- Recorded information -
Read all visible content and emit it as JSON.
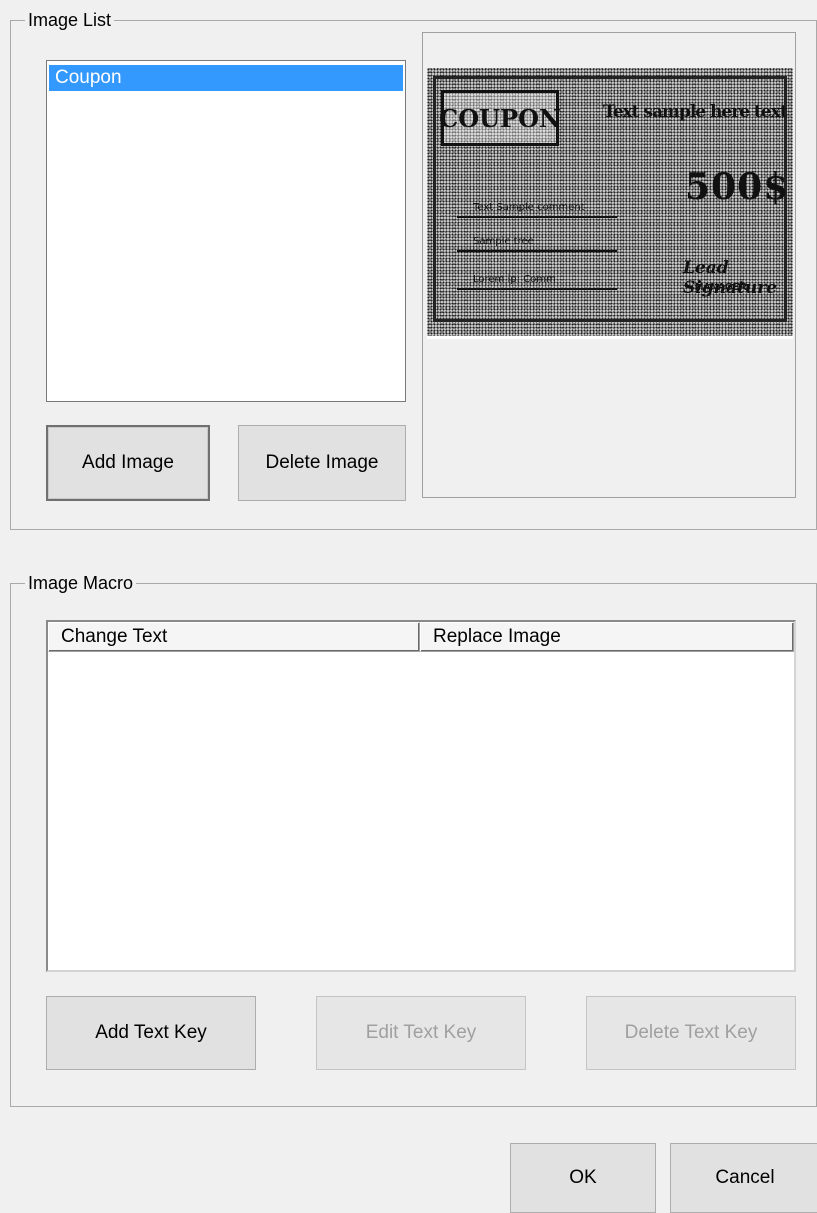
{
  "image_list": {
    "group_title": "Image List",
    "items": [
      {
        "label": "Coupon",
        "selected": true
      }
    ],
    "add_button": "Add Image",
    "delete_button": "Delete Image"
  },
  "preview": {
    "title_box": "COUPON",
    "sample_text": "Text sample here text",
    "amount": "500$",
    "line_labels": [
      "Text Sample comment",
      "Sample tree",
      "Lorem ip: Comm"
    ],
    "signature": "Lead Signature",
    "signature_sub": "MANAGER"
  },
  "image_macro": {
    "group_title": "Image Macro",
    "columns": [
      "Change Text",
      "Replace Image"
    ],
    "rows": [],
    "add_button": "Add Text Key",
    "edit_button": "Edit Text Key",
    "delete_button": "Delete Text Key"
  },
  "footer": {
    "ok_button": "OK",
    "cancel_button": "Cancel"
  },
  "colors": {
    "background": "#f0f0f0",
    "selection": "#3399ff",
    "disabled_text": "#a0a0a0"
  }
}
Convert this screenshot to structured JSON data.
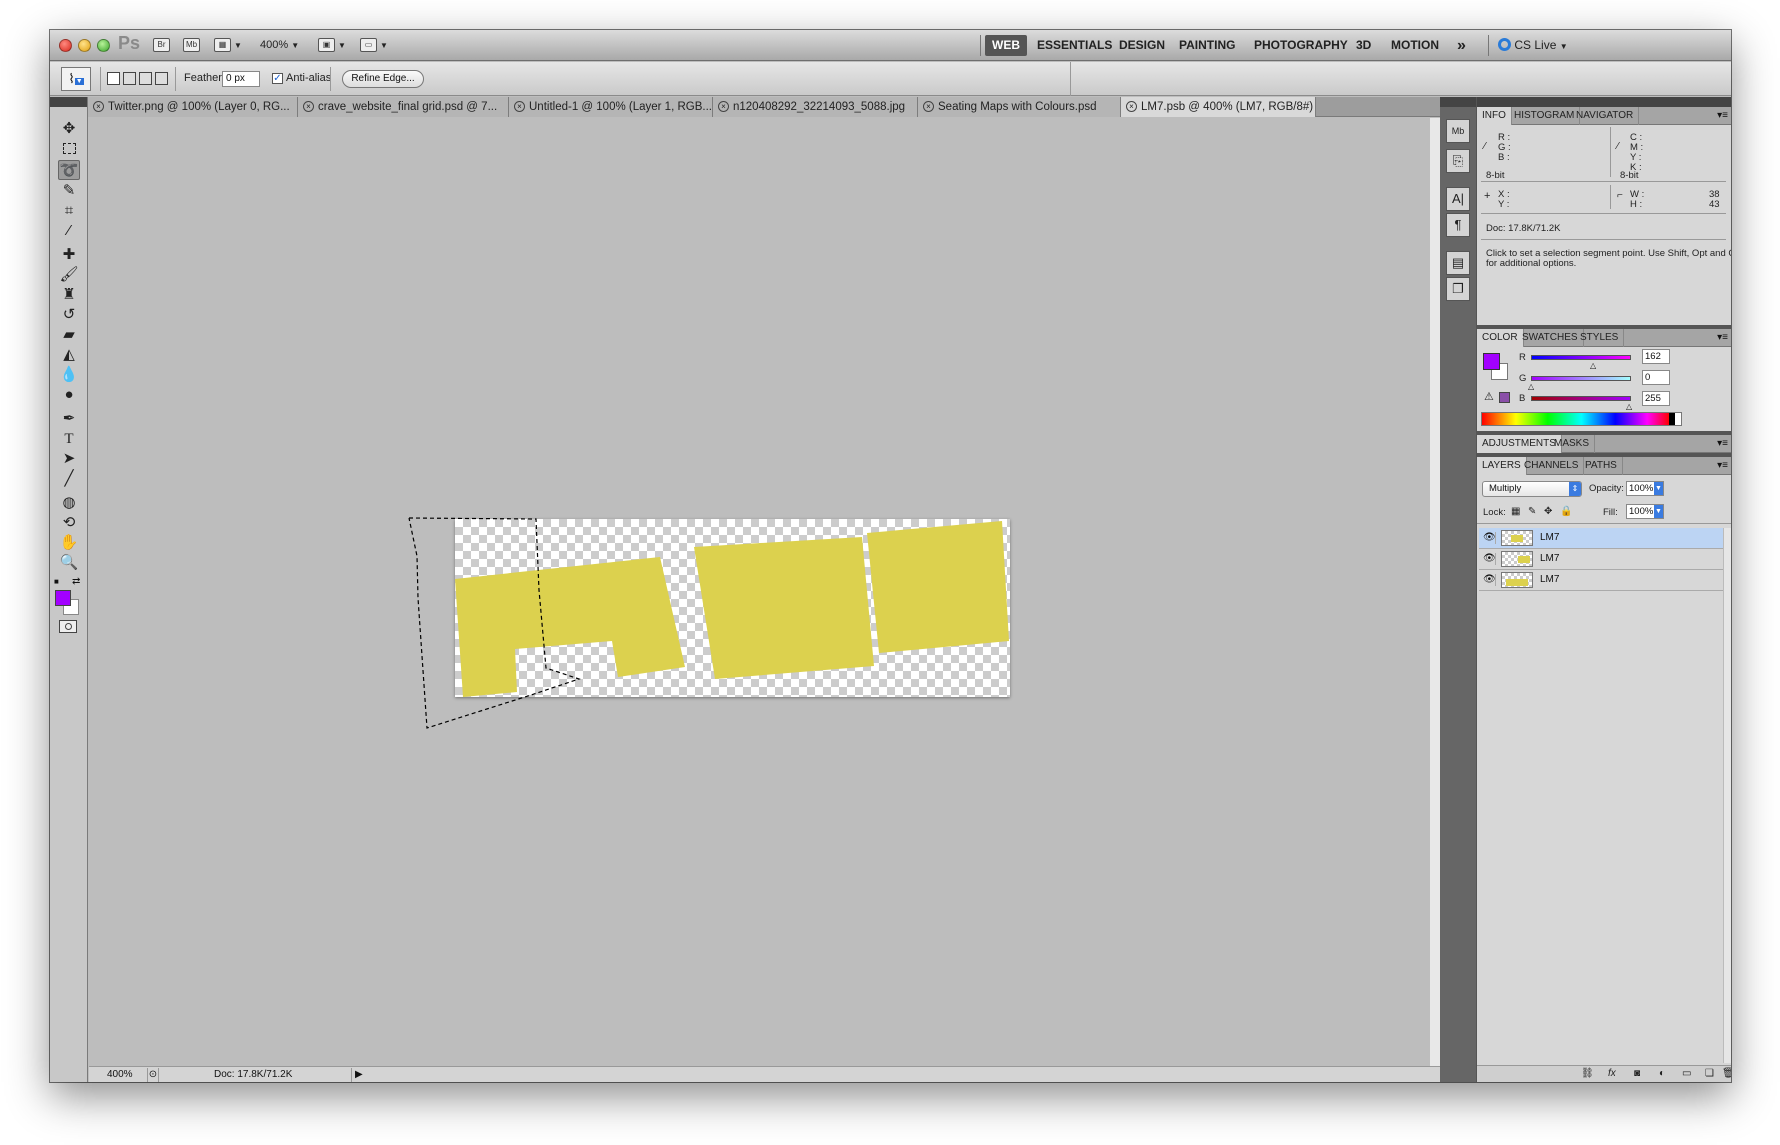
{
  "appbar": {
    "logo": "Ps",
    "bridge": "Br",
    "minibridge": "Mb",
    "zoom": "400%",
    "workspaces": [
      "WEB",
      "ESSENTIALS",
      "DESIGN",
      "PAINTING",
      "PHOTOGRAPHY",
      "3D",
      "MOTION"
    ],
    "active_workspace": "WEB",
    "more": "»",
    "cs_live": "CS Live"
  },
  "options": {
    "feather_label": "Feather:",
    "feather_value": "0 px",
    "antialias_label": "Anti-alias",
    "antialias_checked": true,
    "refine_edge": "Refine Edge..."
  },
  "tabs": [
    "Twitter.png @ 100% (Layer 0, RG...",
    "crave_website_final grid.psd @ 7...",
    "Untitled-1 @ 100% (Layer 1, RGB...",
    "n120408292_32214093_5088.jpg",
    "Seating Maps with Colours.psd",
    "LM7.psb @ 400% (LM7, RGB/8#)"
  ],
  "active_tab_index": 5,
  "status": {
    "zoom": "400%",
    "doc": "Doc: 17.8K/71.2K"
  },
  "info_panel": {
    "tabs": [
      "INFO",
      "HISTOGRAM",
      "NAVIGATOR"
    ],
    "rgb_labels": [
      "R :",
      "G :",
      "B :"
    ],
    "cmyk_labels": [
      "C :",
      "M :",
      "Y :",
      "K :"
    ],
    "bitdepth_left": "8-bit",
    "bitdepth_right": "8-bit",
    "xy_labels": [
      "X :",
      "Y :"
    ],
    "wh_labels": [
      "W :",
      "H :"
    ],
    "w_value": "38",
    "h_value": "43",
    "doc": "Doc: 17.8K/71.2K",
    "hint_line1": "Click to set a selection segment point.  Use Shift, Opt and Cmd",
    "hint_line2": "for additional options."
  },
  "color_panel": {
    "tabs": [
      "COLOR",
      "SWATCHES",
      "STYLES"
    ],
    "r_label": "R",
    "g_label": "G",
    "b_label": "B",
    "r": "162",
    "g": "0",
    "b": "255",
    "foreground": "#a200ff"
  },
  "adjustments_panel": {
    "tabs": [
      "ADJUSTMENTS",
      "MASKS"
    ]
  },
  "layers_panel": {
    "tabs": [
      "LAYERS",
      "CHANNELS",
      "PATHS"
    ],
    "blend_mode": "Multiply",
    "opacity_label": "Opacity:",
    "opacity": "100%",
    "lock_label": "Lock:",
    "fill_label": "Fill:",
    "fill": "100%",
    "layers": [
      {
        "name": "LM7",
        "selected": true
      },
      {
        "name": "LM7",
        "selected": false
      },
      {
        "name": "LM7",
        "selected": false
      }
    ]
  },
  "colors": {
    "shape_yellow": "#dcd14e",
    "foreground": "#a200ff",
    "selected_layer": "#bcd4f3"
  }
}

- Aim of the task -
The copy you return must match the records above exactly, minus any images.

- Solved exercise -
Read all visible content and emit it as JSON.
{
  "image_list": {
    "group_title": "Image List",
    "items": [
      {
        "label": "Coupon",
        "selected": true
      }
    ],
    "add_button": "Add Image",
    "delete_button": "Delete Image"
  },
  "preview": {
    "title_box": "COUPON",
    "sample_text": "Text sample here text",
    "amount": "500$",
    "line_labels": [
      "Text Sample comment",
      "Sample tree",
      "Lorem ip: Comm"
    ],
    "signature": "Lead Signature",
    "signature_sub": "MANAGER"
  },
  "image_macro": {
    "group_title": "Image Macro",
    "columns": [
      "Change Text",
      "Replace Image"
    ],
    "rows": [],
    "add_button": "Add Text Key",
    "edit_button": "Edit Text Key",
    "delete_button": "Delete Text Key"
  },
  "footer": {
    "ok_button": "OK",
    "cancel_button": "Cancel"
  },
  "colors": {
    "background": "#f0f0f0",
    "selection": "#3399ff",
    "disabled_text": "#a0a0a0"
  }
}
Convert this screenshot to structured JSON data.
{
  "appbar": {
    "logo": "Ps",
    "bridge": "Br",
    "minibridge": "Mb",
    "zoom": "400%",
    "workspaces": [
      "WEB",
      "ESSENTIALS",
      "DESIGN",
      "PAINTING",
      "PHOTOGRAPHY",
      "3D",
      "MOTION"
    ],
    "active_workspace": "WEB",
    "more": "»",
    "cs_live": "CS Live"
  },
  "options": {
    "feather_label": "Feather:",
    "feather_value": "0 px",
    "antialias_label": "Anti-alias",
    "antialias_checked": true,
    "refine_edge": "Refine Edge..."
  },
  "tabs": [
    "Twitter.png @ 100% (Layer 0, RG...",
    "crave_website_final grid.psd @ 7...",
    "Untitled-1 @ 100% (Layer 1, RGB...",
    "n120408292_32214093_5088.jpg",
    "Seating Maps with Colours.psd",
    "LM7.psb @ 400% (LM7, RGB/8#)"
  ],
  "active_tab_index": 5,
  "status": {
    "zoom": "400%",
    "doc": "Doc: 17.8K/71.2K"
  },
  "info_panel": {
    "tabs": [
      "INFO",
      "HISTOGRAM",
      "NAVIGATOR"
    ],
    "rgb_labels": [
      "R :",
      "G :",
      "B :"
    ],
    "cmyk_labels": [
      "C :",
      "M :",
      "Y :",
      "K :"
    ],
    "bitdepth_left": "8-bit",
    "bitdepth_right": "8-bit",
    "xy_labels": [
      "X :",
      "Y :"
    ],
    "wh_labels": [
      "W :",
      "H :"
    ],
    "w_value": "38",
    "h_value": "43",
    "doc": "Doc: 17.8K/71.2K",
    "hint_line1": "Click to set a selection segment point.  Use Shift, Opt and Cmd",
    "hint_line2": "for additional options."
  },
  "color_panel": {
    "tabs": [
      "COLOR",
      "SWATCHES",
      "STYLES"
    ],
    "r_label": "R",
    "g_label": "G",
    "b_label": "B",
    "r": "162",
    "g": "0",
    "b": "255",
    "foreground": "#a200ff"
  },
  "adjustments_panel": {
    "tabs": [
      "ADJUSTMENTS",
      "MASKS"
    ]
  },
  "layers_panel": {
    "tabs": [
      "LAYERS",
      "CHANNELS",
      "PATHS"
    ],
    "blend_mode": "Multiply",
    "opacity_label": "Opacity:",
    "opacity": "100%",
    "lock_label": "Lock:",
    "fill_label": "Fill:",
    "fill": "100%",
    "layers": [
      {
        "name": "LM7",
        "selected": true
      },
      {
        "name": "LM7",
        "selected": false
      },
      {
        "name": "LM7",
        "selected": false
      }
    ]
  },
  "colors": {
    "shape_yellow": "#dcd14e",
    "foreground": "#a200ff",
    "selected_layer": "#bcd4f3"
  }
}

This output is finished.